I hate brussel sprouts. But as I say that, I realize: I’m not sure I’ve ever actually eaten brussel sprouts before today. You see, most people generally boil them (why, oh why?) and is there anything more unappetizing than the smell of boiled cabbage? Are we living in Willy Wonka’s England? Am I Mrs. Bucket, trying to feed Charlie and Grandpa Joe and all of the other Buckets on single-leaf cabbage soup? No. No, I’m not.
So why did I buy brussel sprouts, you ask, if I can’t stand them? Good question. Weeks and weeks ago, when I was still blithely thinking I would have time to breathe, let alone cook, in April, I went to my farmer’s market.
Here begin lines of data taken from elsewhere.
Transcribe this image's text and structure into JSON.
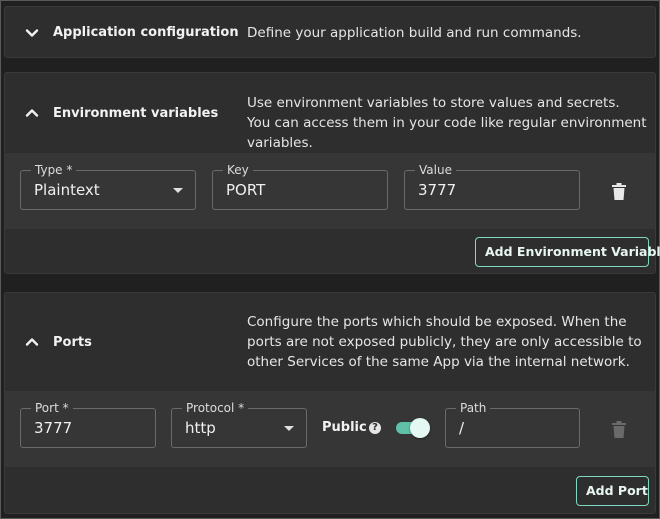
{
  "app_config": {
    "title": "Application configuration",
    "description": "Define your application build and run commands."
  },
  "env_vars": {
    "title": "Environment variables",
    "description": "Use environment variables to store values and secrets. You can access them in your code like regular environment variables.",
    "row": {
      "type_label": "Type *",
      "type_value": "Plaintext",
      "key_label": "Key",
      "key_value": "PORT",
      "value_label": "Value",
      "value_value": "3777"
    },
    "add_button": "Add Environment Variable"
  },
  "ports": {
    "title": "Ports",
    "description": "Configure the ports which should be exposed. When the ports are not exposed publicly, they are only accessible to other Services of the same App via the internal network.",
    "row": {
      "port_label": "Port *",
      "port_value": "3777",
      "protocol_label": "Protocol *",
      "protocol_value": "http",
      "public_label": "Public",
      "public_enabled": true,
      "path_label": "Path",
      "path_value": "/"
    },
    "add_button": "Add Port"
  },
  "icons": {
    "collapse": "chevron-down-icon",
    "expand": "chevron-up-icon",
    "delete": "trash-icon",
    "help": "question-circle-icon"
  },
  "colors": {
    "accent": "#7fd9c2",
    "toggle_on": "#5fc1a8",
    "panel": "#2e2e2e",
    "band": "#363636"
  }
}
I honestly can’t remember when it was: at least a month ago, maybe even longer. And there were brussel sprouts, loose and on the stalk, at the Madura Farms stall. And I remembered this side dish of caramelized brussell sprout leaves from Kiss My Spatula (who hasn’t blogged since the Fall, more’s the pity) and well: I decided to try something new. Many moons (and a trip to London, another to DC, a huge PK analysis and a 118-page report) later, I pull those same brussel sprouts out of the crisper drawer, and to my utter astonishment: they still look perfectly fine. Crisp. Green. Adorable.
Brussel sprouts are, after all, simply baby cabbages. And I do like crisp, crunchy, non-disgusting-mayo coleslaws, and I’m fond of cabbage in certain soups and stir-frys. So why not a lightly sautéed brussel sprout salad? Why not, indeed. This salad, or side dish, if you prefer, is fabulous: the candied nuts make it, of course (what recipe is not better with a few spicy, salty, candied nuts tossed in?), but the buttery, lightly maple-scented brussel sprout leaves were surprisingly addicitve. Enough green cabbage flavor to make you know that you are getting your 5-a-day, but enough sweetness and crunch, savory nuts and tangy cranberries, rich butter and maple flavor to keep you coming back for more.
Peeling the tiny, cute leaves off of each little sprout is a contemplative exercise: pour yourself a glass of wine, put on some nostalgic tunes, and enjoy the process. This salad is definitely worth the effort.
- 3/4 cup mixed nuts & seeds, coarsely chopped (I used pecans, peanuts, hazlenuts and pumpkin seeds here)
- 1/3 cup dried cranberries
- 3 tbsp butter, divided
- 3 tbsp maple syrup, divided
- flaky sea salt & cayenne pepper, to taste
- about 1 lb brussel sprouts
- 1 large shallot, minced
- In your largest skillet, combine nuts, seeds & dried cranberries over medium heat. Toss frequently, toasting for 1 to 2 minutes until fragrant, but do not allow to burn. Add 1 tbsp of butter and 2 tbsp of maple syrup. Toss well, and continue to cook, stirring frequently, until butter and syrup begins to dry out and nuts are thoroughly coated, about 2 to 3 minutes. Sprinkle salt and cayenne pepper to taste. Spread on a large baking sheet to cool & crisp.
- Trim the stem end off of each sprout, then peel the leaves off from the stem end, trimming again as needed. Things get a little less neat as you reach the heart of the sprout: you can choose to pull these tiny leaves apart and use them, or save for another purpose.
- Heat your large skillet (no need to clean) over medium-high heat, melting the remaining 2 tbsp of butter. Once the butter foam subsides, add the minced shallot, stir, and sauté for about 30 seconds, until just starting to soften. Add the brussel sprout leaves and stir, coating in butter and sautéing until just wilted, about 1 minute. Add remaining 1 tbsp of maple syrup, just enough to very lightly glaze the leaves. Sauté for another 1 to 2 minutes, until softened, fragrant, and bright green. Transfer immediately to a serving platter and toss with the candied nuts. Serve warm.
- All manner of nuts, seeds and dried fruit could work well here: choose your favorite combination.
- The original recipe called for brown sugar instead of maple syrup in candying the nuts: I suspect about the same amount, 2 – 3 tbsp.
Best eaten fresh. If you must store, re-heat and mix with orzo, rice or couscous for some texture before eating.
Fall into early Spring.